Members of the Minnesota House Capital Investment Committee stopped by Pine City on Tuesday as part of the preparation for the upcoming 2024 legislative session.
During the presentations at Pine Technical and Community College, representatives heard two bonding requests:
One from Pine City for $5 million to help cover improvements to the city’s aging wastewater treatment ponds. Built in 1961, the facility serves four communities, or 1,825 homes.
City staff says no major improvements have been made in the last 50 years. The existing pond slopes are not protected with riprap, so wear and tear from the elements and wildlife is causing damage that needs regular maintenance. The pond's aeration system is becoming inefficient due to aging pipes.
The total project cost for the pond improvements is estimated to be around $10 million.

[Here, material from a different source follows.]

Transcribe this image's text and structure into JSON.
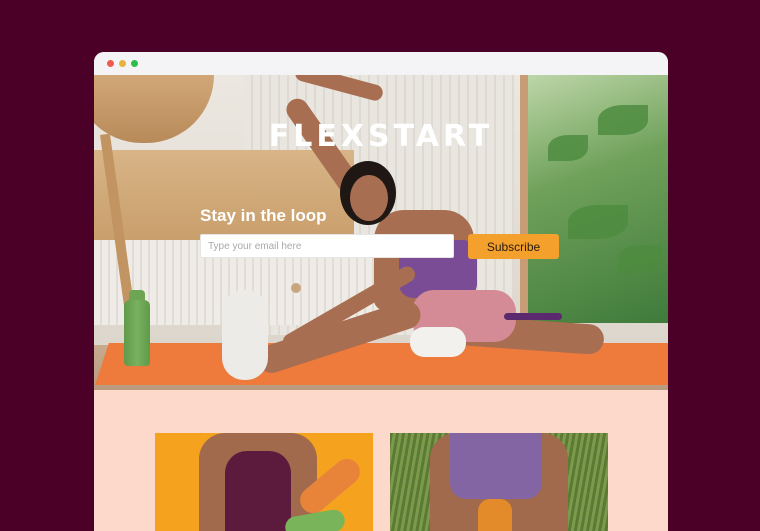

City Engineer Greg Anderson says they are looking into other forms of financing to make up the difference.
Pine City Supervisor of Public Works Maury Montibriand (left) and Engineer Greg Anderson (right) presenting to members of the House Capital Investment Committee. Taken by Joe Keyport.
The second request is for $2.5 million from Pine County for a jail remodel project. The county says the current layout of the jail is not up to current standards for the safety and separation of inmates and corrections staff.

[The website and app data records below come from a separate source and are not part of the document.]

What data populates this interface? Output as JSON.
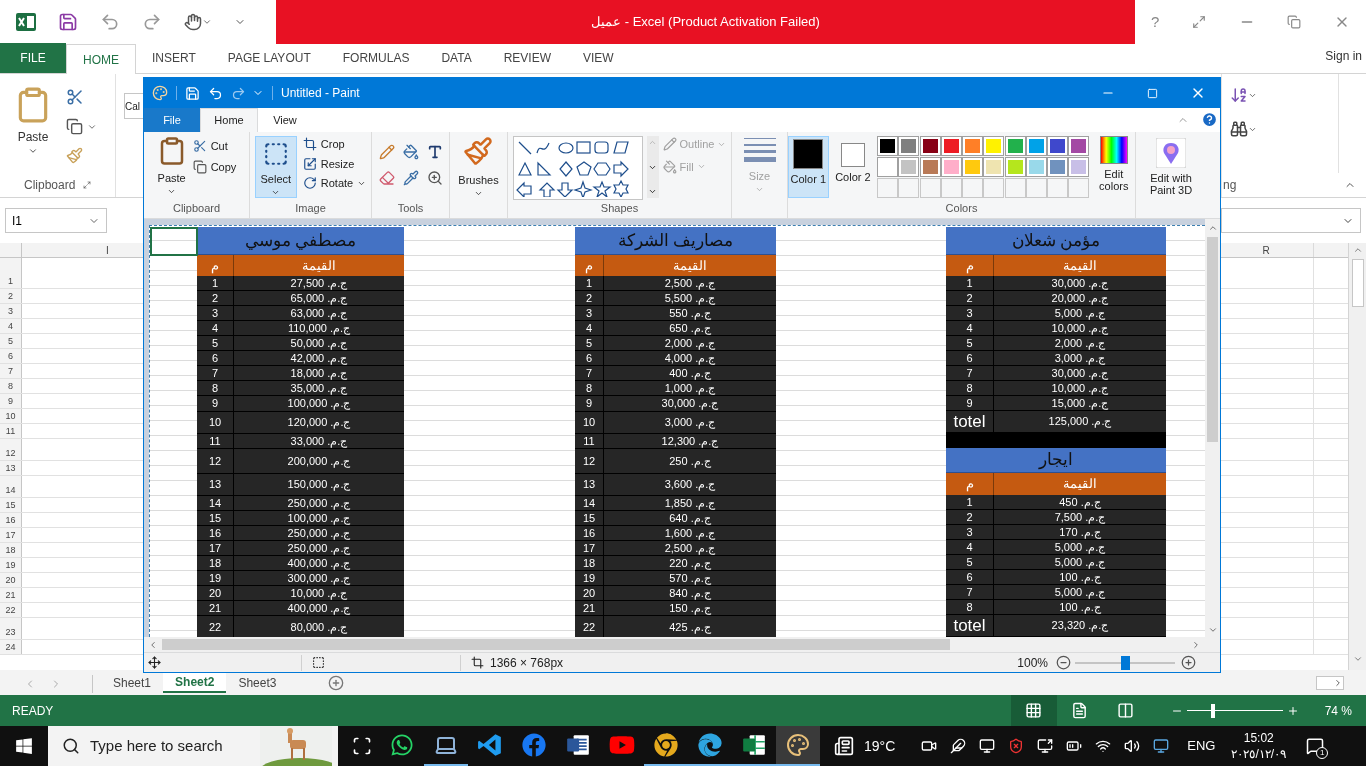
{
  "excel": {
    "title": "عميل - Excel (Product Activation Failed)",
    "help": "?",
    "sign_in": "Sign in",
    "tabs": [
      {
        "label": "VIEW",
        "kind": "tab",
        "selected": false
      },
      {
        "label": "REVIEW",
        "kind": "tab",
        "selected": false
      },
      {
        "label": "DATA",
        "kind": "tab",
        "selected": false
      },
      {
        "label": "FORMULAS",
        "kind": "tab",
        "selected": false
      },
      {
        "label": "PAGE LAYOUT",
        "kind": "tab",
        "selected": false
      },
      {
        "label": "INSERT",
        "kind": "tab",
        "selected": false
      },
      {
        "label": "HOME",
        "kind": "tab",
        "selected": true
      },
      {
        "label": "FILE",
        "kind": "file",
        "selected": false
      }
    ],
    "paste_label": "Paste",
    "clipboard_label": "Clipboard",
    "font_box": "Cal",
    "editing_label_part": "ng",
    "name_box": "I1",
    "columns": [
      "R",
      "I"
    ],
    "row_numbers": [
      "1",
      "2",
      "3",
      "4",
      "5",
      "6",
      "7",
      "8",
      "9",
      "10",
      "11",
      "12",
      "13",
      "14",
      "15",
      "16",
      "17",
      "18",
      "19",
      "20",
      "21",
      "22",
      "23",
      "24"
    ],
    "sheets": [
      {
        "label": "Sheet3",
        "selected": false
      },
      {
        "label": "Sheet2",
        "selected": true
      },
      {
        "label": "Sheet1",
        "selected": false
      }
    ],
    "status": "READY",
    "view_buttons": [
      {
        "kind": "normal",
        "selected": true
      },
      {
        "kind": "page-layout",
        "selected": false
      },
      {
        "kind": "page-break",
        "selected": false
      }
    ],
    "zoom": {
      "level": 0.25,
      "label": "74 %"
    }
  },
  "paint": {
    "title": "Untitled - Paint",
    "tabs": [
      {
        "label": "View",
        "kind": "tab",
        "selected": false
      },
      {
        "label": "Home",
        "kind": "tab",
        "selected": true
      },
      {
        "label": "File",
        "kind": "file",
        "selected": false
      }
    ],
    "clipboard": {
      "paste": "Paste",
      "cut": "Cut",
      "copy": "Copy",
      "label": "Clipboard"
    },
    "image": {
      "select": {
        "label": "Select",
        "selected": true
      },
      "crop": "Crop",
      "resize": "Resize",
      "rotate": "Rotate",
      "label": "Image"
    },
    "tools_label": "Tools",
    "brushes": "Brushes",
    "shapes": {
      "outline": {
        "label": "Outline",
        "disabled": true
      },
      "fill": {
        "label": "Fill",
        "disabled": true
      },
      "label": "Shapes"
    },
    "size": {
      "label": "Size",
      "disabled": true
    },
    "colors": {
      "color1": {
        "label": "Color 1",
        "color": "#000000",
        "selected": true
      },
      "color2": {
        "label": "Color 2",
        "color": "#ffffff",
        "selected": false
      },
      "edit": "Edit colors",
      "label": "Colors",
      "palette": [
        {
          "kind": "color",
          "color": "#000000"
        },
        {
          "kind": "color",
          "color": "#7f7f7f"
        },
        {
          "kind": "color",
          "color": "#880015"
        },
        {
          "kind": "color",
          "color": "#ed1c24"
        },
        {
          "kind": "color",
          "color": "#ff7f27"
        },
        {
          "kind": "color",
          "color": "#fff200"
        },
        {
          "kind": "color",
          "color": "#22b14c"
        },
        {
          "kind": "color",
          "color": "#00a2e8"
        },
        {
          "kind": "color",
          "color": "#3f48cc"
        },
        {
          "kind": "color",
          "color": "#a349a4"
        },
        {
          "kind": "color",
          "color": "#ffffff"
        },
        {
          "kind": "color",
          "color": "#c3c3c3"
        },
        {
          "kind": "color",
          "color": "#b97a57"
        },
        {
          "kind": "color",
          "color": "#ffaec9"
        },
        {
          "kind": "color",
          "color": "#ffc90e"
        },
        {
          "kind": "color",
          "color": "#efe4b0"
        },
        {
          "kind": "color",
          "color": "#b5e61d"
        },
        {
          "kind": "color",
          "color": "#99d9ea"
        },
        {
          "kind": "color",
          "color": "#7092be"
        },
        {
          "kind": "color",
          "color": "#c8bfe7"
        },
        {
          "kind": "empty"
        },
        {
          "kind": "empty"
        },
        {
          "kind": "empty"
        },
        {
          "kind": "empty"
        },
        {
          "kind": "empty"
        },
        {
          "kind": "empty"
        },
        {
          "kind": "empty"
        },
        {
          "kind": "empty"
        },
        {
          "kind": "empty"
        },
        {
          "kind": "empty"
        }
      ]
    },
    "paint3d": "Edit with Paint 3D",
    "canvas": {
      "stacks": [
        {
          "tables": [
            {
              "title": "مؤمن شعلان",
              "columns": [
                "القيمة",
                "م"
              ],
              "rows": [
                {
                  "kind": "item",
                  "value": "ج.م. 30,000",
                  "no": "1"
                },
                {
                  "kind": "item",
                  "value": "ج.م. 20,000",
                  "no": "2"
                },
                {
                  "kind": "item",
                  "value": "ج.م. 5,000",
                  "no": "3"
                },
                {
                  "kind": "item",
                  "value": "ج.م. 10,000",
                  "no": "4"
                },
                {
                  "kind": "item",
                  "value": "ج.م. 2,000",
                  "no": "5"
                },
                {
                  "kind": "item",
                  "value": "ج.م. 3,000",
                  "no": "6"
                },
                {
                  "kind": "item",
                  "value": "ج.م. 30,000",
                  "no": "7"
                },
                {
                  "kind": "item",
                  "value": "ج.م. 10,000",
                  "no": "8"
                },
                {
                  "kind": "item",
                  "value": "ج.م. 15,000",
                  "no": "9"
                },
                {
                  "kind": "total",
                  "value": "ج.م. 125,000",
                  "no": "totel"
                }
              ]
            },
            {
              "title": "ايجار",
              "columns": [
                "القيمة",
                "م"
              ],
              "rows": [
                {
                  "kind": "item",
                  "value": "ج.م. 450",
                  "no": "1"
                },
                {
                  "kind": "item",
                  "value": "ج.م. 7,500",
                  "no": "2"
                },
                {
                  "kind": "item",
                  "value": "ج.م. 170",
                  "no": "3"
                },
                {
                  "kind": "item",
                  "value": "ج.م. 5,000",
                  "no": "4"
                },
                {
                  "kind": "item",
                  "value": "ج.م. 5,000",
                  "no": "5"
                },
                {
                  "kind": "item",
                  "value": "ج.م. 100",
                  "no": "6"
                },
                {
                  "kind": "item",
                  "value": "ج.م. 5,000",
                  "no": "7"
                },
                {
                  "kind": "item",
                  "value": "ج.م. 100",
                  "no": "8"
                },
                {
                  "kind": "total",
                  "value": "ج.م. 23,320",
                  "no": "totel"
                }
              ]
            }
          ]
        },
        {
          "tables": [
            {
              "title": "مصاريف الشركة",
              "columns": [
                "القيمة",
                "م"
              ],
              "rows": [
                {
                  "kind": "item",
                  "value": "ج.م. 2,500",
                  "no": "1"
                },
                {
                  "kind": "item",
                  "value": "ج.م. 5,500",
                  "no": "2"
                },
                {
                  "kind": "item",
                  "value": "ج.م. 550",
                  "no": "3"
                },
                {
                  "kind": "item",
                  "value": "ج.م. 650",
                  "no": "4"
                },
                {
                  "kind": "item",
                  "value": "ج.م. 2,000",
                  "no": "5"
                },
                {
                  "kind": "item",
                  "value": "ج.م. 4,000",
                  "no": "6"
                },
                {
                  "kind": "item",
                  "value": "ج.م. 400",
                  "no": "7"
                },
                {
                  "kind": "item",
                  "value": "ج.م. 1,000",
                  "no": "8"
                },
                {
                  "kind": "item",
                  "value": "ج.م. 30,000",
                  "no": "9"
                },
                {
                  "kind": "item",
                  "value": "ج.م. 3,000",
                  "no": "10"
                },
                {
                  "kind": "item",
                  "value": "ج.م. 12,300",
                  "no": "11"
                },
                {
                  "kind": "item",
                  "value": "ج.م. 250",
                  "no": "12"
                },
                {
                  "kind": "item",
                  "value": "ج.م. 3,600",
                  "no": "13"
                },
                {
                  "kind": "item",
                  "value": "ج.م. 1,850",
                  "no": "14"
                },
                {
                  "kind": "item",
                  "value": "ج.م. 640",
                  "no": "15"
                },
                {
                  "kind": "item",
                  "value": "ج.م. 1,600",
                  "no": "16"
                },
                {
                  "kind": "item",
                  "value": "ج.م. 2,500",
                  "no": "17"
                },
                {
                  "kind": "item",
                  "value": "ج.م. 220",
                  "no": "18"
                },
                {
                  "kind": "item",
                  "value": "ج.م. 570",
                  "no": "19"
                },
                {
                  "kind": "item",
                  "value": "ج.م. 840",
                  "no": "20"
                },
                {
                  "kind": "item",
                  "value": "ج.م. 150",
                  "no": "21"
                },
                {
                  "kind": "item",
                  "value": "ج.م. 425",
                  "no": "22"
                }
              ]
            }
          ]
        },
        {
          "tables": [
            {
              "title": "مصطفي موسي",
              "columns": [
                "القيمة",
                "م"
              ],
              "rows": [
                {
                  "kind": "item",
                  "value": "ج.م. 27,500",
                  "no": "1"
                },
                {
                  "kind": "item",
                  "value": "ج.م. 65,000",
                  "no": "2"
                },
                {
                  "kind": "item",
                  "value": "ج.م. 63,000",
                  "no": "3"
                },
                {
                  "kind": "item",
                  "value": "ج.م. 110,000",
                  "no": "4"
                },
                {
                  "kind": "item",
                  "value": "ج.م. 50,000",
                  "no": "5"
                },
                {
                  "kind": "item",
                  "value": "ج.م. 42,000",
                  "no": "6"
                },
                {
                  "kind": "item",
                  "value": "ج.م. 18,000",
                  "no": "7"
                },
                {
                  "kind": "item",
                  "value": "ج.م. 35,000",
                  "no": "8"
                },
                {
                  "kind": "item",
                  "value": "ج.م. 100,000",
                  "no": "9"
                },
                {
                  "kind": "item",
                  "value": "ج.م. 120,000",
                  "no": "10"
                },
                {
                  "kind": "item",
                  "value": "ج.م. 33,000",
                  "no": "11"
                },
                {
                  "kind": "item",
                  "value": "ج.م. 200,000",
                  "no": "12"
                },
                {
                  "kind": "item",
                  "value": "ج.م. 150,000",
                  "no": "13"
                },
                {
                  "kind": "item",
                  "value": "ج.م. 250,000",
                  "no": "14"
                },
                {
                  "kind": "item",
                  "value": "ج.م. 100,000",
                  "no": "15"
                },
                {
                  "kind": "item",
                  "value": "ج.م. 250,000",
                  "no": "16"
                },
                {
                  "kind": "item",
                  "value": "ج.م. 250,000",
                  "no": "17"
                },
                {
                  "kind": "item",
                  "value": "ج.م. 400,000",
                  "no": "18"
                },
                {
                  "kind": "item",
                  "value": "ج.م. 300,000",
                  "no": "19"
                },
                {
                  "kind": "item",
                  "value": "ج.م. 10,000",
                  "no": "20"
                },
                {
                  "kind": "item",
                  "value": "ج.م. 400,000",
                  "no": "21"
                },
                {
                  "kind": "item",
                  "value": "ج.م. 80,000",
                  "no": "22"
                }
              ]
            }
          ]
        }
      ]
    },
    "status": {
      "size": "1366 × 768px",
      "zoom": "100%",
      "zoom_level": {
        "level": 0.5
      }
    }
  },
  "taskbar": {
    "search_placeholder": "Type here to search",
    "apps": [
      {
        "kind": "whatsapp",
        "running": false,
        "active": false
      },
      {
        "kind": "computer",
        "running": true,
        "active": false
      },
      {
        "kind": "code",
        "running": false,
        "active": false
      },
      {
        "kind": "facebook",
        "running": false,
        "active": false
      },
      {
        "kind": "word",
        "running": false,
        "active": false
      },
      {
        "kind": "youtube",
        "running": false,
        "active": false
      },
      {
        "kind": "chrome",
        "running": true,
        "active": false
      },
      {
        "kind": "edge",
        "running": true,
        "active": false
      },
      {
        "kind": "excel",
        "running": true,
        "active": false
      },
      {
        "kind": "paint",
        "running": true,
        "active": true
      }
    ],
    "temperature": "19°C",
    "language": "ENG",
    "time": "15:02",
    "date": "٢٠٢٥/١٢/٠٩",
    "notifications": "1"
  }
}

Jail Administrator Rod Williamson says the project will include the installation of security walls to break up the already existing units, an expansion to the intake area, a reconfiguration of program space, suicide prevention measures, body scanner, and trace detection scanner.
Jail Administrator Rod Williamson. Taken by Joe Keyport.
Committee Chair Rep. Fue Lee said seeing projects in person helps when considering requests.
"It's really interesting, the Pine City water treatment ponds. [It is] really different to some of the other water treatment requests we are getting. I think it's good for the committee to get a picture of the different hosts of projects out there."
Representative Nathan Nelson is not on the committee; however, he represents the region and wants to promote area needs to his legislative peers. He says that funding these projects through state bonds will help keep the burden off the local community.
"It's a growing community, but at the same time, we are a fairly low-income community. We really want to be careful what kind of burden we are putting on our taxpayers," Nelson said.
East Central Minnesota is the first stop on the House Investment Committee’s tour. The group will be touring the entire state through the month of November.
Taken by Joe Keyport.